"We were audacious, and a little naive," he says. The problem: supermarkets don't have a section for frozen breakfast goods. They couldn't categorize O'Connor's product, and because they couldn't categorize it, they were loath to sell it at all. "The challenge with retailers is that this product doesn't fit in their 'boxes.' And they're all about those boxes," O'Connor says.

There were other problems. Comparable products drew unflattering comparisons: Cheez-Whiz, Spam. "But once people use it, they immediately get it. If it means that they can make heart-shaped pancakes with their kids, or save 10 minutes in the morning—it sounds goofy, but it works."

As soon as Batter Blaster hit shelves in its first retailer, Costco, O'Connor was approached by General Mills.
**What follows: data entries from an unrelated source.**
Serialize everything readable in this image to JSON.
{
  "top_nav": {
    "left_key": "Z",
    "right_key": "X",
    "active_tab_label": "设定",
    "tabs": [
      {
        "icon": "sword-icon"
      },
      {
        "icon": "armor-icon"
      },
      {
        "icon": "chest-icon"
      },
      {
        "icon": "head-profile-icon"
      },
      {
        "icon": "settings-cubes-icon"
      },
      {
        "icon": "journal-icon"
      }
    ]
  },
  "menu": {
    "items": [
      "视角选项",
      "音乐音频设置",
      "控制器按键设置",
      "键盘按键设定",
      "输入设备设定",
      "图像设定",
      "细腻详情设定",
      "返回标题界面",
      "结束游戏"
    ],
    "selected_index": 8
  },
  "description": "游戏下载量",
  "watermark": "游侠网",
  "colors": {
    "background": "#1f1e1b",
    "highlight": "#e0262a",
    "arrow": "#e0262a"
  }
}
He describes the scene like a shake-down. "On one side of the table, there was me and my co-founder. On the other were 15 guys from General Mills."

The first thing General Mills wanted to know: how'd they pick the color for the can. "I was like, are you serious?" O'Connor says. "They asked me what the focus groups said. Focus groups? Are you serious? We didn't have focus groups."

No deal was made, but O'Connor doesn't fear that General Mills or any other food manufacturer will step on his toes. "These companies are like massive ships; they move so slowly. Even if they wanted to do something like Batter Blaster, they couldn't. It would take an act of Congress."

The next barrier was getting a toe-hold in supermarkets that are used to charging $40,000 just for space on a shelf—a process known as slotting. "I thought, $40,000? Really? I'd throw up if I gave away that kind of money," O'Connor says. So he devised his own slotting plan—something he claims is unheard of in the grocery business. He paid the 40 grand, but part of the ideal included coupons to be advertised on cartons of generic eggs that promised a free dozen eggs for every can of Batter Blaster a customer purchased. "I had to make sure we got cans in people's homes," O'Connor says.

After entering Costco in 2008, Batter Blaster moved into shelf space in over 9,000 chain supermarkets—most of which were acquired in just two months at the end of 2008. They include everyone from Wal-Mart to Whole Foods to Safeway to Kroger, with more to come. In 2009, O'Connor expects to ink deals with BJ's, Target, and more SuperValue supermarkets, which include Albertson's in California, and Shaws and Acme on the East Coast.

After all that chicanery and persistence, he now has to channel his energy into scaling up with grace. "To get in, you have to be a take-no-prisoners, rogue operation," he says. "But to run a business as a CEO, I'm learning, you can't be like that." 

The company plans on expanding its line to cupcake and brownie batter, but will stick to staple flavors like chocolate and vanilla. When asked if he'd considered doing colored pancakes for kids, O'Connor winces. "Yeah. You can make pink by using organic beet juice. And the batter looks great coming out of the can, like a real Crayola pink. But when it browns in the pan, it looks like a dirty sponge."

Every idea has its limits. But Batter Blaster is working on industrial products, too, and may eventually release a canned egg product for fast-food chains. Otherwise, it's the business of selling as usual. "We're trying some guerrilla marketing," O'Connor says. "My brother and I got an Airstream trailer and drove it around this summer. 18,000 miles: state fairs, supermarkets, samplings... we're not talking anymore."